-------- DATA FOR PROCESSING --------

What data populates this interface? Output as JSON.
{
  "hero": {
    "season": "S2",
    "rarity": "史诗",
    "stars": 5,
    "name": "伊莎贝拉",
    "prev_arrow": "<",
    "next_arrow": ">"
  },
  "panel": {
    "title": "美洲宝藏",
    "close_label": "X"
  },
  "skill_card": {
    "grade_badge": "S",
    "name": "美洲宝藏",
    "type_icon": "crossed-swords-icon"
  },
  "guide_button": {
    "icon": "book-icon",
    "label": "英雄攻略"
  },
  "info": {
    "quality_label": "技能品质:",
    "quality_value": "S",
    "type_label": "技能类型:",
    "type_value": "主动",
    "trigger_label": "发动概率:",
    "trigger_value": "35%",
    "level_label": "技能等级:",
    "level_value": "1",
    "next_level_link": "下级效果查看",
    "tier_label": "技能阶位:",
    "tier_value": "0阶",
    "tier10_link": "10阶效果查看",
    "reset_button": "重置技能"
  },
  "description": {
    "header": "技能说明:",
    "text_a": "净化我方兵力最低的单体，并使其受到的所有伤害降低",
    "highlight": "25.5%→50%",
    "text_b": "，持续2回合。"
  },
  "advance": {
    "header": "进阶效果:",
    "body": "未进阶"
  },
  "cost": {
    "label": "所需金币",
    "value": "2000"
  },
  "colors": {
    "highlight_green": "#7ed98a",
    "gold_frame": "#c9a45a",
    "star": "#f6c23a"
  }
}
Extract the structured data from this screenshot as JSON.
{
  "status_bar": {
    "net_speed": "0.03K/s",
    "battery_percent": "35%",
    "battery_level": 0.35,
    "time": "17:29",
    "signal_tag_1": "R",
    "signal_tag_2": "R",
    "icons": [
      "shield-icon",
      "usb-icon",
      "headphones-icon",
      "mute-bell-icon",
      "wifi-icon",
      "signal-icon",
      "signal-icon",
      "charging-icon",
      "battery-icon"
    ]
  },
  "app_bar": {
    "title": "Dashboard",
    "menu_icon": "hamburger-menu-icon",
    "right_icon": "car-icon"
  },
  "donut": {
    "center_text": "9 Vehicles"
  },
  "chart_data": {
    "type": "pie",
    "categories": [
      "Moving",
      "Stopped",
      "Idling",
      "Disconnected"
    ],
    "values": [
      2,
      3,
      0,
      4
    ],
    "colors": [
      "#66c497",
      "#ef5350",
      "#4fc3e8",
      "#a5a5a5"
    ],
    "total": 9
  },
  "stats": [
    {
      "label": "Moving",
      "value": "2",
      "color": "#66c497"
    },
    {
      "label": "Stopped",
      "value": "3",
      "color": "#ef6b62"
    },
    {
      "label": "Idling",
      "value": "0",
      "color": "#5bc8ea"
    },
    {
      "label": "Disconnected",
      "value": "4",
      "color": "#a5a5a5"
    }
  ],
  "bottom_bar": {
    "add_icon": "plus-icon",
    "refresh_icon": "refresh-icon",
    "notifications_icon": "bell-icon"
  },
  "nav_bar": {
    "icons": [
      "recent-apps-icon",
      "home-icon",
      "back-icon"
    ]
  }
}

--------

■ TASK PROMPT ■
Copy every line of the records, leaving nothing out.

■ YOUR SOLUTION ■
What data populates this interface? Output as JSON.
{
  "hero": {
    "season": "S2",
    "rarity": "史诗",
    "stars": 5,
    "name": "伊莎贝拉",
    "prev_arrow": "<",
    "next_arrow": ">"
  },
  "panel": {
    "title": "美洲宝藏",
    "close_label": "X"
  },
  "skill_card": {
    "grade_badge": "S",
    "name": "美洲宝藏",
    "type_icon": "crossed-swords-icon"
  },
  "guide_button": {
    "icon": "book-icon",
    "label": "英雄攻略"
  },
  "info": {
    "quality_label": "技能品质:",
    "quality_value": "S",
    "type_label": "技能类型:",
    "type_value": "主动",
    "trigger_label": "发动概率:",
    "trigger_value": "35%",
    "level_label": "技能等级:",
    "level_value": "1",
    "next_level_link": "下级效果查看",
    "tier_label": "技能阶位:",
    "tier_value": "0阶",
    "tier10_link": "10阶效果查看",
    "reset_button": "重置技能"
  },
  "description": {
    "header": "技能说明:",
    "text_a": "净化我方兵力最低的单体，并使其受到的所有伤害降低",
    "highlight": "25.5%→50%",
    "text_b": "，持续2回合。"
  },
  "advance": {
    "header": "进阶效果:",
    "body": "未进阶"
  },
  "cost": {
    "label": "所需金币",
    "value": "2000"
  },
  "colors": {
    "highlight_green": "#7ed98a",
    "gold_frame": "#c9a45a",
    "star": "#f6c23a"
  }
}
Extract the structured data from this screenshot as JSON.
{
  "status_bar": {
    "net_speed": "0.03K/s",
    "battery_percent": "35%",
    "battery_level": 0.35,
    "time": "17:29",
    "signal_tag_1": "R",
    "signal_tag_2": "R",
    "icons": [
      "shield-icon",
      "usb-icon",
      "headphones-icon",
      "mute-bell-icon",
      "wifi-icon",
      "signal-icon",
      "signal-icon",
      "charging-icon",
      "battery-icon"
    ]
  },
  "app_bar": {
    "title": "Dashboard",
    "menu_icon": "hamburger-menu-icon",
    "right_icon": "car-icon"
  },
  "donut": {
    "center_text": "9 Vehicles"
  },
  "chart_data": {
    "type": "pie",
    "categories": [
      "Moving",
      "Stopped",
      "Idling",
      "Disconnected"
    ],
    "values": [
      2,
      3,
      0,
      4
    ],
    "colors": [
      "#66c497",
      "#ef5350",
      "#4fc3e8",
      "#a5a5a5"
    ],
    "total": 9
  },
  "stats": [
    {
      "label": "Moving",
      "value": "2",
      "color": "#66c497"
    },
    {
      "label": "Stopped",
      "value": "3",
      "color": "#ef6b62"
    },
    {
      "label": "Idling",
      "value": "0",
      "color": "#5bc8ea"
    },
    {
      "label": "Disconnected",
      "value": "4",
      "color": "#a5a5a5"
    }
  ],
  "bottom_bar": {
    "add_icon": "plus-icon",
    "refresh_icon": "refresh-icon",
    "notifications_icon": "bell-icon"
  },
  "nav_bar": {
    "icons": [
      "recent-apps-icon",
      "home-icon",
      "back-icon"
    ]
  }
}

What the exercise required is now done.